A world of intellectual tolerance and insidious hate was jammed into the quadrangle of Columbia University on Monday. Jammed inside a cramped campus hall. And jammed into the big screens of our television sets, and the small screens of the Internet feeds that beamed around the planet.
The excesses of the CIA-leak investigation made clear the need for a federal shield law to protect reporters and their sources. Indeed, the need for such a law has been clear since 1972, when the Supreme Court upset a long-standing understanding that journalists were more or less immune from government investigations into their reporting.
Since then, federal prosecutors have successfully chipped away at that protection and, by one count, more than 40 reporters have been questioned about their sources and at least two have wound up in jail.
Why can’t we get out of Iraq?
I was considering this question as I drove home a few evenings ago, when I stopped at a light behind a big SUV, an Expedition or a Suburban, with a couple of bumper stickers on the back. One read “Bush/Cheney ’04.”
The other one read: “The next time you feel perfect, try walking on water.”
I don’t remember feeling perfect lately, and hardly anyone I know feels that way on a regular basis. Nevertheless, I cannot walk on water and am, therefore, properly put in my place.
The U.S. military accused Iran on Sunday of smuggling surface-to-air missiles and other advanced weapons into Iraq for use against American troops.

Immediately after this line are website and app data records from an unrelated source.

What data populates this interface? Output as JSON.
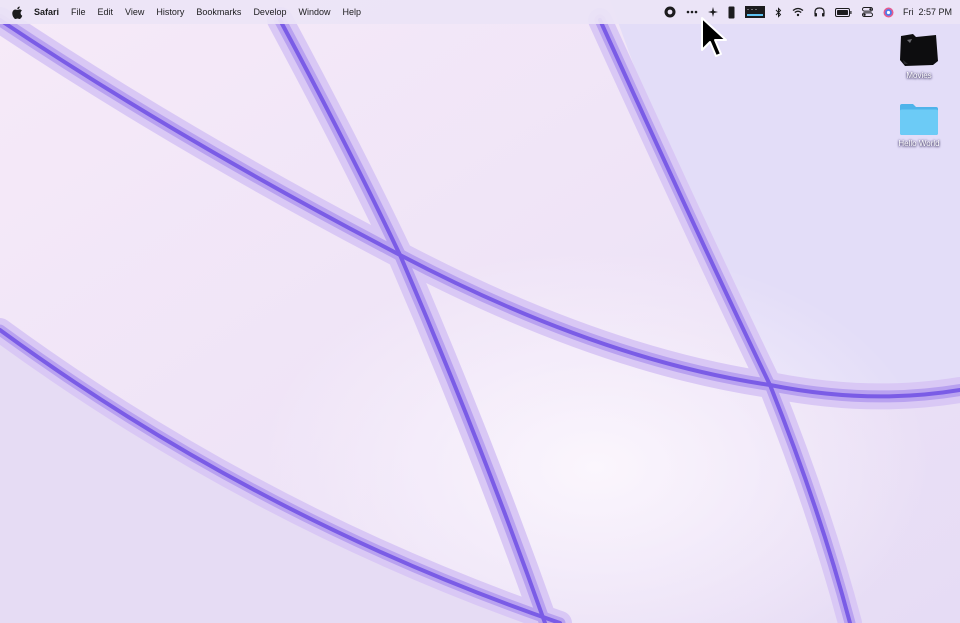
{
  "menubar": {
    "app_name": "Safari",
    "items": [
      {
        "label": "File"
      },
      {
        "label": "Edit"
      },
      {
        "label": "View"
      },
      {
        "label": "History"
      },
      {
        "label": "Bookmarks"
      },
      {
        "label": "Develop"
      },
      {
        "label": "Window"
      },
      {
        "label": "Help"
      }
    ],
    "status_icons": [
      "record-icon",
      "more-icon",
      "sparkle-icon",
      "phone-icon",
      "display-meter-icon",
      "bluetooth-icon",
      "wifi-icon",
      "headphones-icon",
      "battery-icon",
      "control-center-icon",
      "siri-icon"
    ],
    "clock": {
      "day": "Fri",
      "time": "2:57 PM"
    }
  },
  "desktop": {
    "icons": [
      {
        "label": "Movies",
        "icon": "movies-folder-icon"
      },
      {
        "label": "Hello World",
        "icon": "folder-icon"
      }
    ]
  },
  "colors": {
    "wallpaper_base": "#ece4f6",
    "wallpaper_accent": "#7a5ce6",
    "folder_blue": "#5ec2f2"
  }
}
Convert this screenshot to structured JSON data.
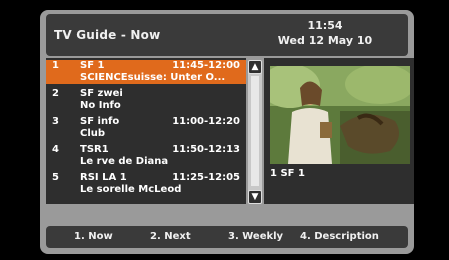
{
  "header": {
    "title": "TV Guide - Now",
    "time": "11:54",
    "date": "Wed 12 May 10"
  },
  "channels": [
    {
      "num": "1",
      "name": "SF 1",
      "time": "11:45-12:00",
      "program": "SCIENCEsuisse: Unter O...",
      "selected": true
    },
    {
      "num": "2",
      "name": "SF zwei",
      "time": "",
      "program": "No Info",
      "selected": false
    },
    {
      "num": "3",
      "name": "SF info",
      "time": "11:00-12:20",
      "program": "Club",
      "selected": false
    },
    {
      "num": "4",
      "name": "TSR1",
      "time": "11:50-12:13",
      "program": "Le rve de Diana",
      "selected": false
    },
    {
      "num": "5",
      "name": "RSI LA 1",
      "time": "11:25-12:05",
      "program": "Le sorelle McLeod",
      "selected": false
    }
  ],
  "preview": {
    "label": "1 SF 1"
  },
  "scrollbar": {
    "up_symbol": "▲",
    "down_symbol": "▼"
  },
  "footer": {
    "tabs": [
      "1. Now",
      "2. Next",
      "3. Weekly",
      "4. Description"
    ]
  },
  "colors": {
    "selected_row": "#e06a1c",
    "panel": "#2e2e2e",
    "frame": "#9a9a9a"
  }
}
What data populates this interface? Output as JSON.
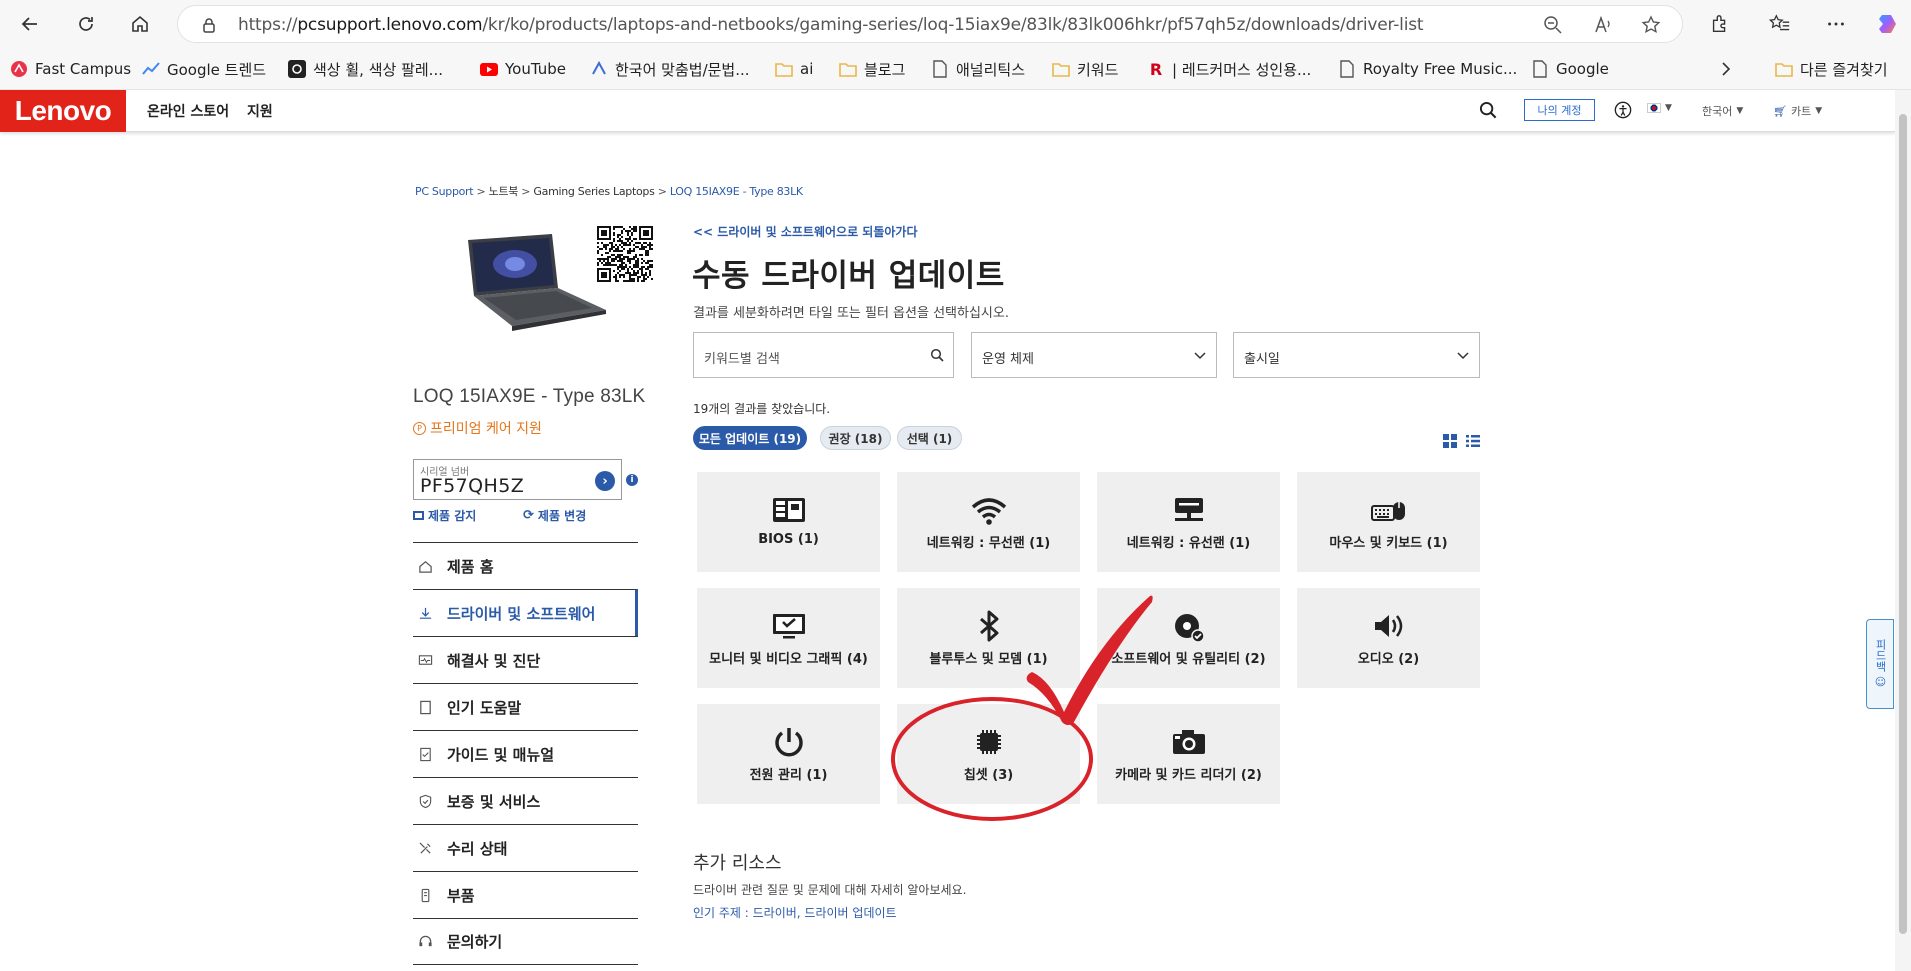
{
  "browser": {
    "url_prefix": "https://",
    "url_host": "pcsupport.lenovo.com",
    "url_path": "/kr/ko/products/laptops-and-netbooks/gaming-series/loq-15iax9e/83lk/83lk006hkr/pf57qh5z/downloads/driver-list",
    "bookmarks": [
      {
        "label": "Fast Campus",
        "icon": "fastcampus-icon",
        "color": "#e8334a"
      },
      {
        "label": "Google 트렌드",
        "icon": "trends-icon",
        "color": "#4285f4"
      },
      {
        "label": "색상 휠, 색상 팔레...",
        "icon": "adobe-color-icon",
        "color": "#222"
      },
      {
        "label": "YouTube",
        "icon": "youtube-icon",
        "color": "#ff0000"
      },
      {
        "label": "한국어 맞춤법/문법...",
        "icon": "spell-icon",
        "color": "#3a6fd8"
      },
      {
        "label": "ai",
        "icon": "folder-icon",
        "color": "#e8b74a"
      },
      {
        "label": "블로그",
        "icon": "folder-icon",
        "color": "#e8b74a"
      },
      {
        "label": "애널리틱스",
        "icon": "page-icon",
        "color": "#555"
      },
      {
        "label": "키워드",
        "icon": "folder-icon",
        "color": "#e8b74a"
      },
      {
        "label": "| 레드커머스 성인용...",
        "icon": "r-icon",
        "color": "#d0021b"
      },
      {
        "label": "Royalty Free Music...",
        "icon": "page-icon",
        "color": "#555"
      },
      {
        "label": "Google",
        "icon": "page-icon",
        "color": "#555"
      }
    ],
    "other_favorites": "다른 즐겨찾기"
  },
  "site": {
    "logo": "Lenovo",
    "nav": [
      "온라인 스토어",
      "지원"
    ],
    "account": "나의 계정",
    "language": "한국어",
    "cart": "카트",
    "feedback": "피드백 ☺"
  },
  "breadcrumb": {
    "items": [
      "PC Support",
      "노트북",
      "Gaming Series Laptops"
    ],
    "current": "LOQ 15IAX9E - Type 83LK",
    "separator": ">"
  },
  "product": {
    "name": "LOQ 15IAX9E - Type 83LK",
    "premium": "프리미엄 케어 지원",
    "serial_label": "시리얼 넘버",
    "serial": "PF57QH5Z",
    "detect": "제품 감지",
    "change": "제품 변경"
  },
  "side_nav": [
    {
      "label": "제품 홈",
      "icon": "home-icon",
      "active": false
    },
    {
      "label": "드라이버 및 소프트웨어",
      "icon": "download-icon",
      "active": true
    },
    {
      "label": "해결사 및 진단",
      "icon": "diagnostic-icon",
      "active": false
    },
    {
      "label": "인기 도움말",
      "icon": "doc-icon",
      "active": false
    },
    {
      "label": "가이드 및 매뉴얼",
      "icon": "manual-icon",
      "active": false
    },
    {
      "label": "보증 및 서비스",
      "icon": "shield-icon",
      "active": false
    },
    {
      "label": "수리 상태",
      "icon": "tools-icon",
      "active": false
    },
    {
      "label": "부품",
      "icon": "parts-icon",
      "active": false
    },
    {
      "label": "문의하기",
      "icon": "headset-icon",
      "active": false
    }
  ],
  "main": {
    "back": "<< 드라이버 및 소프트웨어으로 되돌아가다",
    "title": "수동 드라이버 업데이트",
    "subtitle": "결과를 세분화하려면 타일 또는 필터 옵션을 선택하십시오.",
    "search_placeholder": "키워드별 검색",
    "os_filter": "운영 체제",
    "date_filter": "출시일",
    "result_count": "19개의 결과를 찾았습니다.",
    "chips": [
      "모든 업데이트 (19)",
      "권장 (18)",
      "선택 (1)"
    ]
  },
  "tiles": [
    {
      "label": "BIOS (1)",
      "icon": "bios-icon"
    },
    {
      "label": "네트워킹 : 무선랜 (1)",
      "icon": "wifi-icon"
    },
    {
      "label": "네트워킹 : 유선랜 (1)",
      "icon": "ethernet-icon"
    },
    {
      "label": "마우스 및 키보드 (1)",
      "icon": "keyboard-mouse-icon"
    },
    {
      "label": "모니터 및 비디오 그래픽 (4)",
      "icon": "monitor-icon"
    },
    {
      "label": "블루투스 및 모뎀 (1)",
      "icon": "bluetooth-icon"
    },
    {
      "label": "소프트웨어 및 유틸리티 (2)",
      "icon": "software-icon"
    },
    {
      "label": "오디오 (2)",
      "icon": "audio-icon"
    },
    {
      "label": "전원 관리 (1)",
      "icon": "power-icon"
    },
    {
      "label": "칩셋 (3)",
      "icon": "chipset-icon"
    },
    {
      "label": "카메라 및 카드 리더기 (2)",
      "icon": "camera-icon"
    }
  ],
  "resources": {
    "title": "추가 리소스",
    "text": "드라이버 관련 질문 및 문제에 대해 자세히 알아보세요.",
    "topics": "인기 주제 : 드라이버, 드라이버 업데이트"
  },
  "colors": {
    "brand": "#e2231a",
    "accent": "#2b5aa8",
    "annotation": "#d8232a"
  }
}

The new allegations came as Iraqi leaders condemned the latest U.S. detention of an Iranian in northern Iraq, saying the man was in their country on official business.
Military spokesman Rear Adm. Mark Fox said U.S. troops were continuing to find Iranian-supplied weaponry including the Misagh 1, a portable surface-to-air missile that uses an infrared guidance system.
Federal prosecutors are investigating whether employees of the private security firm Blackwater USA illegally smuggled into Iraq weapons that may have been sold on the black market and ended up in the hands of a U.S.-designated terrorist organization, officials said Friday.
The U.S. Attorney’s Office in Raleigh, N.C., is handling the investigation with help from Pentagon and State Department auditors, who have concluded there is enough evidence to file charges, the officials told The Associated Press. Blackwater is based in Moyock, N.C.
America has gone childish on us, and not just America, by the way: The whole of the West has to some extent succumbed to a kind of adolescent mode of dealing with things, and there’s grave peril here, such as a lessened ability to stand up to Islamic radicals.
Democratic primary voters now have a clear choice: subsidized taxes to provide health care for all Americans versus lower taxes on the middle class. Barack Obama’s promise this week to deliver up to $85 billion in annual tax relief for middle-class Americans is the type of plan that has the potential to stop the so-called Unstoppable Hillary.
The guts of Sen. Obama’s plan is to offer a $1,000 annual tax credit for middle-class American families with two earners. This, he says, would cut taxes for 150 million Americans or roughly half the population.
Maybe you noticed it too. The scandal over the New England Patriots’ cheating lacked the one inevitable ingredient of every sports scandal, and I, for one, am sort of offended by the omission.
You’ll recall that the Patriots were caught trying to steal the New York Jets sideline play calling signals by surreptitiously and illegally videotaping them from within the stadium.
Blackwater is bad news, currently quite literally. The firm, established in 1997, has evolved into one of the most prominent — and profitable — of a growing array of sizable corporations that provide military security services, including firepower.
The current rapidly escalating controversy results from allegations that Blackwater personnel opened fire and killed civilians in Iraq without defensible provocation. The Iraq government for the moment has banned the firm from further operations in the country.
A few short months ago, the anti-war left was feeling its oats. On campuses around the country, professors were receiving letters asking them to steer students to “a major new organizing initiative to end the War in Iraq — Iraq Summer.”
“Many of you will remember Mississippi Summer that helped pass the civil rights laws, and Viet Nam Summer that helped end the Viet Nam war,” the letter read. “Iraq Summer will be the 21st century edition of those historic projects.”